A short edition today, which gives you no excuse for not reading every article. Leading the news is the landmark pro-life budget amendment passed last night by both chambers of the General Assembly. We’re quoted and mentioned prominently in the lead link below. This may only be the start. Nationally, states are moving toward using a provision in the government health care takeover law that allows them to opt out of paying for abortion in health care. Ashley Horne of CitizenLink.org has an in-depth analysis of the hows and whys of federal government funding of abortion in this new law, despite the so-called prohibitive language in the legislation and President Obama’s executive order supposedly prohibiting it. Speaking of executive orders, Peter Sprigg of FRCBlog explains the impact of the president’s order allowing “same-sex partners” hospital visitation rights and such.

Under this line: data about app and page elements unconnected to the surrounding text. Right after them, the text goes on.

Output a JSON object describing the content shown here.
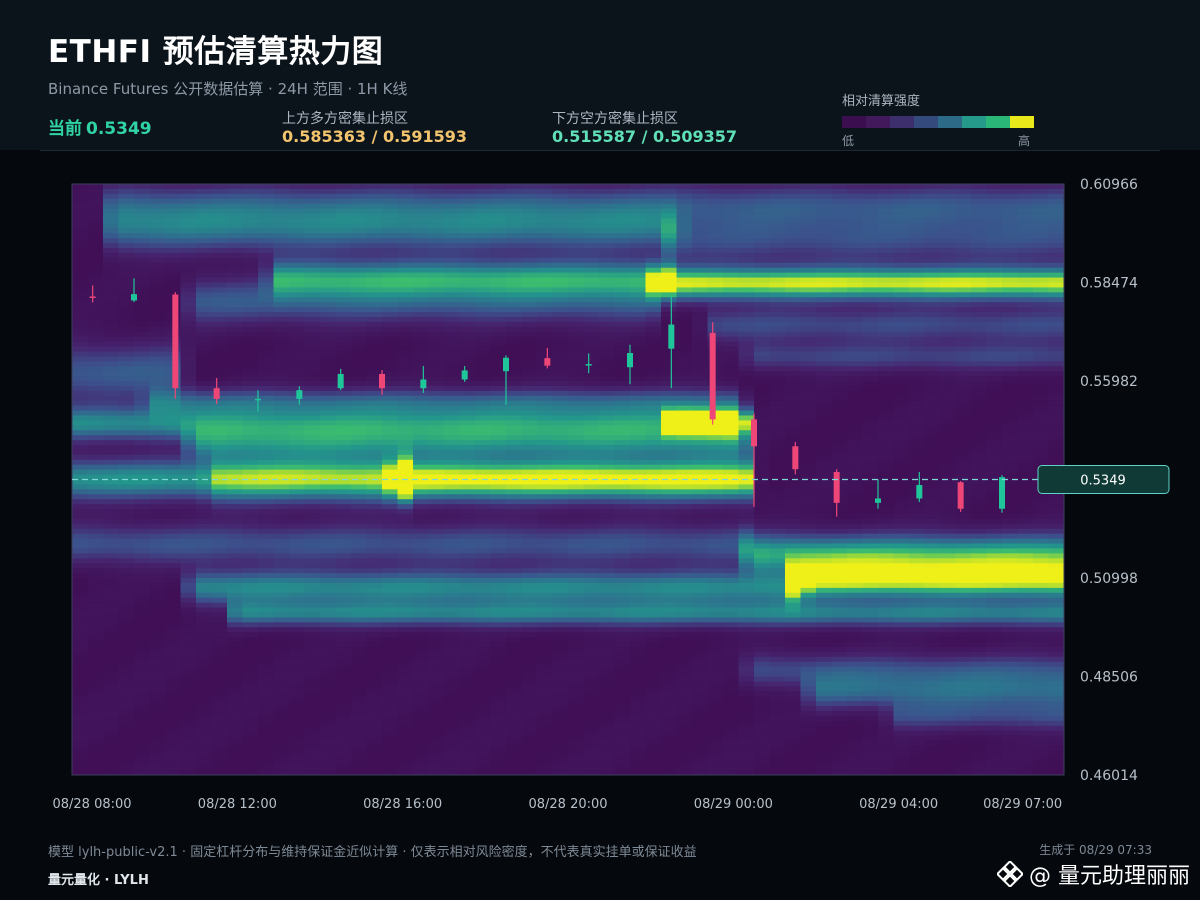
{
  "header": {
    "title": "ETHFI 预估清算热力图",
    "subtitle": "Binance Futures 公开数据估算 · 24H 范围 · 1H K线",
    "current_label": "当前",
    "current_value": "0.5349",
    "upper_label": "上方多方密集止损区",
    "upper_value": "0.585363 / 0.591593",
    "lower_label": "下方空方密集止损区",
    "lower_value": "0.515587 / 0.509357"
  },
  "legend": {
    "title": "相对清算强度",
    "low": "低",
    "high": "高",
    "colors": [
      "#3b0f4f",
      "#421a5c",
      "#3d2f6c",
      "#354a7c",
      "#2c6a88",
      "#269a8a",
      "#2ab676",
      "#e8e81b"
    ]
  },
  "colors": {
    "up_candle": "#1fc69a",
    "down_candle": "#ee4777",
    "current_line": "#7ed8d6",
    "axis_text": "#b7c0c9"
  },
  "footer": {
    "note": "模型 lylh-public-v2.1 · 固定杠杆分布与维持保证金近似计算 · 仅表示相对风险密度，不代表真实挂单或保证收益",
    "generated": "生成于 08/29 07:33",
    "brand": "量元量化 · LYLH",
    "watermark": "@ 量元助理丽丽"
  },
  "chart_data": {
    "type": "heatmap",
    "ylim": [
      0.46014,
      0.60966
    ],
    "y_ticks": [
      "0.60966",
      "0.58474",
      "0.55982",
      "0.53490",
      "0.50998",
      "0.48506",
      "0.46014"
    ],
    "y_tick_labels": [
      "0.60966",
      "0.58474",
      "0.55982",
      "",
      "0.50998",
      "0.48506",
      "0.46014"
    ],
    "x_tick_labels": [
      "08/28 08:00",
      "08/28 12:00",
      "08/28 16:00",
      "08/28 20:00",
      "08/29 00:00",
      "08/29 04:00",
      "08/29 07:00"
    ],
    "x_tick_hours": [
      0,
      4,
      8,
      12,
      16,
      20,
      23
    ],
    "current_price": 0.5349,
    "current_price_label": "0.5349",
    "candles": [
      {
        "h": 0,
        "o": 0.5812,
        "c": 0.5809,
        "hi": 0.584,
        "lo": 0.5797
      },
      {
        "h": 1,
        "o": 0.5802,
        "c": 0.5818,
        "hi": 0.5858,
        "lo": 0.5798
      },
      {
        "h": 2,
        "o": 0.5817,
        "c": 0.558,
        "hi": 0.5823,
        "lo": 0.5553
      },
      {
        "h": 3,
        "o": 0.558,
        "c": 0.5553,
        "hi": 0.5606,
        "lo": 0.554
      },
      {
        "h": 4,
        "o": 0.5553,
        "c": 0.5553,
        "hi": 0.5575,
        "lo": 0.5521
      },
      {
        "h": 5,
        "o": 0.5553,
        "c": 0.5575,
        "hi": 0.5585,
        "lo": 0.5538
      },
      {
        "h": 6,
        "o": 0.558,
        "c": 0.5616,
        "hi": 0.5629,
        "lo": 0.5575
      },
      {
        "h": 7,
        "o": 0.5616,
        "c": 0.558,
        "hi": 0.5626,
        "lo": 0.5563
      },
      {
        "h": 8,
        "o": 0.558,
        "c": 0.5602,
        "hi": 0.5636,
        "lo": 0.5568
      },
      {
        "h": 9,
        "o": 0.5602,
        "c": 0.5625,
        "hi": 0.5636,
        "lo": 0.5596
      },
      {
        "h": 10,
        "o": 0.5623,
        "c": 0.5657,
        "hi": 0.5663,
        "lo": 0.5538
      },
      {
        "h": 11,
        "o": 0.5656,
        "c": 0.5637,
        "hi": 0.5682,
        "lo": 0.563
      },
      {
        "h": 12,
        "o": 0.5638,
        "c": 0.5641,
        "hi": 0.5668,
        "lo": 0.5618
      },
      {
        "h": 13,
        "o": 0.5633,
        "c": 0.5669,
        "hi": 0.569,
        "lo": 0.559
      },
      {
        "h": 14,
        "o": 0.568,
        "c": 0.5741,
        "hi": 0.5815,
        "lo": 0.558
      },
      {
        "h": 15,
        "o": 0.572,
        "c": 0.5501,
        "hi": 0.5747,
        "lo": 0.5488
      },
      {
        "h": 16,
        "o": 0.5501,
        "c": 0.5433,
        "hi": 0.5516,
        "lo": 0.528
      },
      {
        "h": 17,
        "o": 0.5433,
        "c": 0.5375,
        "hi": 0.5444,
        "lo": 0.5362
      },
      {
        "h": 18,
        "o": 0.5368,
        "c": 0.529,
        "hi": 0.5375,
        "lo": 0.5255
      },
      {
        "h": 19,
        "o": 0.529,
        "c": 0.5301,
        "hi": 0.5349,
        "lo": 0.5275
      },
      {
        "h": 20,
        "o": 0.5301,
        "c": 0.5335,
        "hi": 0.5368,
        "lo": 0.5292
      },
      {
        "h": 21,
        "o": 0.5342,
        "c": 0.5275,
        "hi": 0.5345,
        "lo": 0.5267
      },
      {
        "h": 22,
        "o": 0.5275,
        "c": 0.5355,
        "hi": 0.536,
        "lo": 0.5265
      }
    ],
    "bands": [
      {
        "price": 0.5349,
        "h0": 8,
        "h1": 16.3,
        "intensity": 1.0,
        "spread": 0.0035
      },
      {
        "price": 0.5349,
        "h0": 0,
        "h1": 8,
        "intensity": 0.6,
        "spread": 0.0035
      },
      {
        "price": 0.5355,
        "h0": 3.5,
        "h1": 8,
        "intensity": 0.3,
        "spread": 0.0045
      },
      {
        "price": 0.549,
        "h0": 0,
        "h1": 16.2,
        "intensity": 0.55,
        "spread": 0.003
      },
      {
        "price": 0.5495,
        "h0": 14.5,
        "h1": 16.1,
        "intensity": 0.95,
        "spread": 0.002
      },
      {
        "price": 0.544,
        "h0": 3,
        "h1": 16.2,
        "intensity": 0.45,
        "spread": 0.003
      },
      {
        "price": 0.5545,
        "h0": 2,
        "h1": 16,
        "intensity": 0.35,
        "spread": 0.0025
      },
      {
        "price": 0.5845,
        "h0": 14.3,
        "h1": 24,
        "intensity": 0.92,
        "spread": 0.0028
      },
      {
        "price": 0.5858,
        "h0": 5,
        "h1": 14.3,
        "intensity": 0.6,
        "spread": 0.0032
      },
      {
        "price": 0.58,
        "h0": 3,
        "h1": 14,
        "intensity": 0.35,
        "spread": 0.004
      },
      {
        "price": 0.598,
        "h0": 1,
        "h1": 14.5,
        "intensity": 0.4,
        "spread": 0.004
      },
      {
        "price": 0.604,
        "h0": 1,
        "h1": 24,
        "intensity": 0.33,
        "spread": 0.004
      },
      {
        "price": 0.5955,
        "h0": 14.5,
        "h1": 24,
        "intensity": 0.28,
        "spread": 0.004
      },
      {
        "price": 0.574,
        "h0": 15.5,
        "h1": 24,
        "intensity": 0.28,
        "spread": 0.003
      },
      {
        "price": 0.566,
        "h0": 16.5,
        "h1": 24,
        "intensity": 0.26,
        "spread": 0.0025
      },
      {
        "price": 0.5185,
        "h0": 0,
        "h1": 16.3,
        "intensity": 0.32,
        "spread": 0.0035
      },
      {
        "price": 0.516,
        "h0": 16.5,
        "h1": 24,
        "intensity": 0.68,
        "spread": 0.0035
      },
      {
        "price": 0.5095,
        "h0": 17.5,
        "h1": 24,
        "intensity": 0.92,
        "spread": 0.0032
      },
      {
        "price": 0.5075,
        "h0": 3,
        "h1": 17.5,
        "intensity": 0.55,
        "spread": 0.003
      },
      {
        "price": 0.501,
        "h0": 4,
        "h1": 24,
        "intensity": 0.5,
        "spread": 0.0022
      },
      {
        "price": 0.4865,
        "h0": 16.5,
        "h1": 24,
        "intensity": 0.3,
        "spread": 0.003
      },
      {
        "price": 0.481,
        "h0": 18,
        "h1": 24,
        "intensity": 0.38,
        "spread": 0.003
      },
      {
        "price": 0.475,
        "h0": 20,
        "h1": 24,
        "intensity": 0.26,
        "spread": 0.0025
      },
      {
        "price": 0.562,
        "h0": 0,
        "h1": 2.5,
        "intensity": 0.35,
        "spread": 0.005
      }
    ]
  }
}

While most of the ink is about yesterday’s “Veto Session,” the Richmond Times-Dispatch highlights yesterday’s “Virginia Annual Political Rite of Spring,” The Shad Planking in Wakefield. Former governor and senator George Allen was the keynote speaker and about 1,200 attended, less the 138 (two House seats are vacant) from the General Assembly. You’d think they could schedule it on a day when Virginia’s princes and princesses could attend. On the other hand . . . maybe that’s the point?